Saturday, December 11, 2010

Literary Agency v. Publishing House

A Comparison Between My Roles at the Literary Agency and the Publishing House


Editorial Assistant
Slightly more than nothing
3 days/week 10-5
5 days/week 9-5/6
(I was told by my editors to “leave early while I can…cause it won’t last!)
The joy of helping authors get published.  A stocked candy jar.  Help networking/finding a job. (Thanks again, ladies!)
The joy of seeing a book transform from manuscript to finished novel.  A kitchen with hot chocolate and tea packets. Health benefits. Paid vacation. 401K.  Office supplies.  NYC discounts. Free books.
The office
A small, homey suite with several offices near Penn Station.  Comfy chairs and a ‘special’ red couch.
HUGE 30+ floor office building in Midtown, right outside of Rockefeller Center.  My floor, the 18th, has probably 15-20 offices on the perimeter with a sea of 20-30 cubes in the middle.
My space
A large round table shared with the other interns.
A surprisingly large cubicle next to the copy machines. It’s a bit dark, but my bosses got me a lamp.  There is plenty of room to store things (aka M&Ms and Cheez-its).  I’ve been promised a bookshelf-which is good, I’m already running out of room for all the books I’ve accumulated.
Fellow Employees
8 or so regularly in the office, plus 3 or so interns.  Several more work from home.  They’re great people.
7 people on the KT team, within a much larger Children’s group, within a much much larger company.  They’re great people.
“Average” Day
Read manuscripts by unpublished authors and decide if they’re worthy of representation; Read manuscripts by clients and write up reader’s reports to help them prepare their manuscript for submission to a publishing house.
Read manuscripts by signed authors and write up reader’s reports to help them write even awesomer books; Copyedit manuscripts; Write up cover copy (the material on the covers of books, including the back blurb); Circulate materials and review manuscripts and covers with various departments.
Relationship with the rest of publishing
Love/Hate relationship with authors and editors.  Need them…but sometimes they can be frustrating!
Love/Hate relationship with authors and agents.  Need them…but sometimes they can be frustrating!

So there you have it!  It’s not quite a fair assessment of a literary agency verses a publishing house.  After all, I was only an intern at FP-NC…if I had been an agent, I would have been paid (again, just slightly more than nothing) and had my own desk…starting out in both aspects of publishing are pretty similar.   You have to love it because you’ll work hard with few rewards.  But it is sooooo worth it.  Just think of those kids at a bookstore picking up a book they’re dying to read! *smiles* I’ve always known that I wanted to be on the publishing house side of things, but that’s completely a personal choice…there are so many cool things going on everywhere!

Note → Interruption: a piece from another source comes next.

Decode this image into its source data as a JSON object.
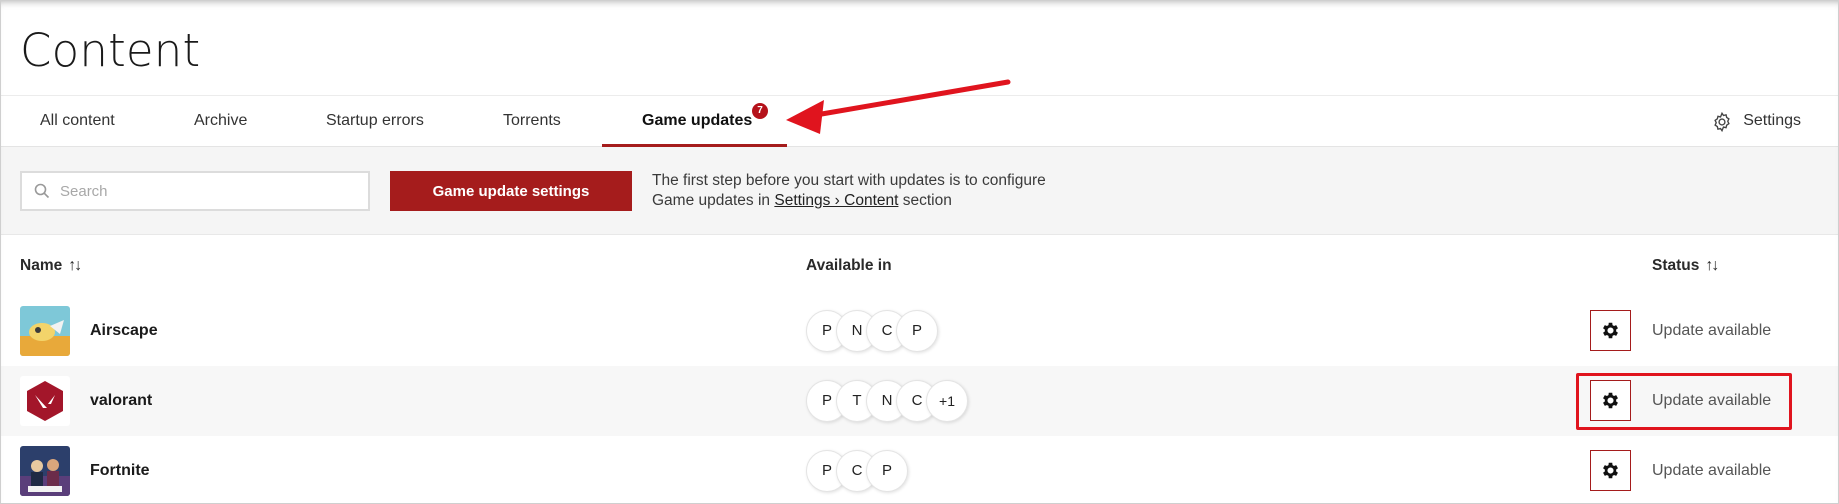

P.S. This week I almost reached my unspoken goal of having readers from at least one country on every continent (Thanks, South Africa!)- I'm still working on Antartica, but I'm not holding my breath.  I would like to encourage anyone who's reading this blog to become a follower and provide me feedback in the comments sections!  Thanks!


  1. Thanks for sharing your journey, Laurel. It's always nice to hear the real details, and to put a face to the people who actually help make the books we all love. And congratulations on your job! Hope you get a bookcase soon. Watch it on those Cheezits, but one can never have enough books - or M&Ms :)

  2. No comments--the blog is great!! Post more, pretty please :-)

    We miss you!!